The following recipes take advantage of my favorite spring crops: peas, Swiss chard and cherries. Quick and simple, these dishes showcase local produce with simple preparations, giving you more time to get out into the garden or just enjoy the spring weather. To find a farmer’s market, community-supported agriculture (CSA) program or co-op near you, visit Local Harvest

Rainbow Swiss Chard with Toasted Garlic  

Swiss chard is abundant in most gardens (and markets) from June through August.

Pea Soup  

For best quality, cook peas immediately after they’ve been picked. If you don’t have a vegetable garden, look for peas at your farmer’s market. They’ll make all the difference in this simple spring soup. To freeze fresh peas, shell them, then blanch for one to two minutes in boiling water. Drain peas and put immediately into ice water. Drain again and store in sealed containers in the freezer.

Buttermilk Panna Cotta with Cherry Compote  

Look for deep red cherries with green, flexible stems.

Healthy bites

Swiss Chard: Excellent source of vitamins K, A, C and E, magnesium, manganese, potassium, iron and dietary fiber; promotes bone, eye and lung health; may prevent colon and other digestive tract cancers
 
Peas: Good source of several vitamins and minerals, dietary fiber and protein; promote bone and heart health; help fight all forms of cancer; increase energy and well-being
 
Cherries: Good source of vitamin C, dietary fiber and potassium; promote heart health; contain antioxidants that can reduce risk of hypertension, cancer, inflammation and Alzheimer’s disease

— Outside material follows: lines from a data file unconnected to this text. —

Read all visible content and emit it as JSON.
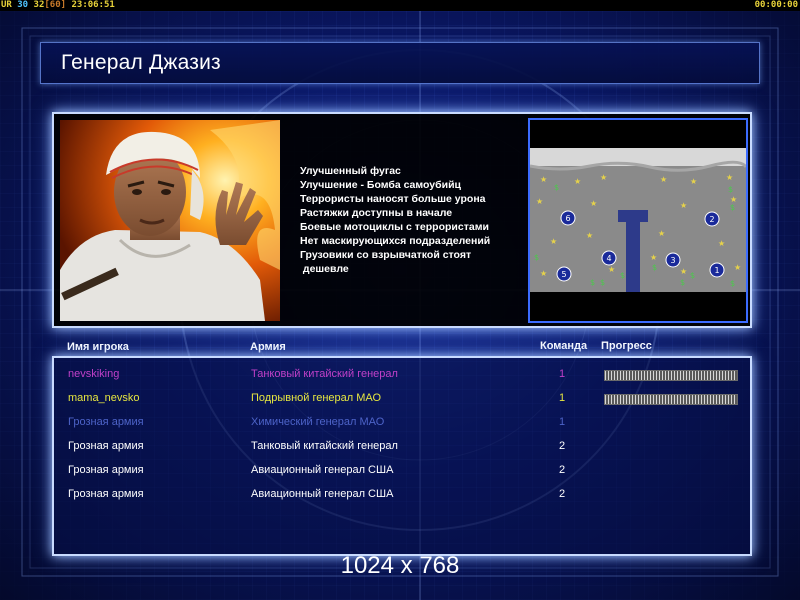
{
  "status_bar": {
    "ur_label": "UR",
    "value_1": "30",
    "value_2": "32",
    "value_3": "[60]",
    "clock": "23:06:51",
    "timer": "00:00:00"
  },
  "title": "Генерал Джазиз",
  "general_bonuses": [
    "Улучшенный фугас",
    "Улучшение - Бомба самоубийц",
    "Террористы наносят больше урона",
    "Растяжки доступны в начале",
    "Боевые мотоциклы с террористами",
    "Нет маскирующихся подразделений",
    "Грузовики со взрывчаткой стоят",
    " дешевле"
  ],
  "minimap": {
    "start_positions": [
      "1",
      "2",
      "3",
      "4",
      "5",
      "6"
    ]
  },
  "columns": {
    "player": "Имя игрока",
    "army": "Армия",
    "team": "Команда",
    "progress": "Прогресс"
  },
  "players": [
    {
      "name": "nevskiking",
      "army": "Танковый китайский генерал",
      "team": "1",
      "progress": 1.0,
      "color": "#c040c8"
    },
    {
      "name": "mama_nevsko",
      "army": "Подрывной генерал МАО",
      "team": "1",
      "progress": 1.0,
      "color": "#e6e640"
    },
    {
      "name": "Грозная армия",
      "army": "Химический генерал МАО",
      "team": "1",
      "progress": null,
      "color": "#4d63c8"
    },
    {
      "name": "Грозная армия",
      "army": "Танковый китайский генерал",
      "team": "2",
      "progress": null,
      "color": "#ffffff"
    },
    {
      "name": "Грозная армия",
      "army": "Авиационный генерал США",
      "team": "2",
      "progress": null,
      "color": "#ffffff"
    },
    {
      "name": "Грозная армия",
      "army": "Авиационный генерал США",
      "team": "2",
      "progress": null,
      "color": "#ffffff"
    }
  ],
  "resolution": "1024 x 768",
  "colors": {
    "panel_border": "#c9dbff",
    "background": "#0a1660"
  }
}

Pieter Dijkstra is chef de cuisine at Boulder, Colorado, catering company  A Spice of Life .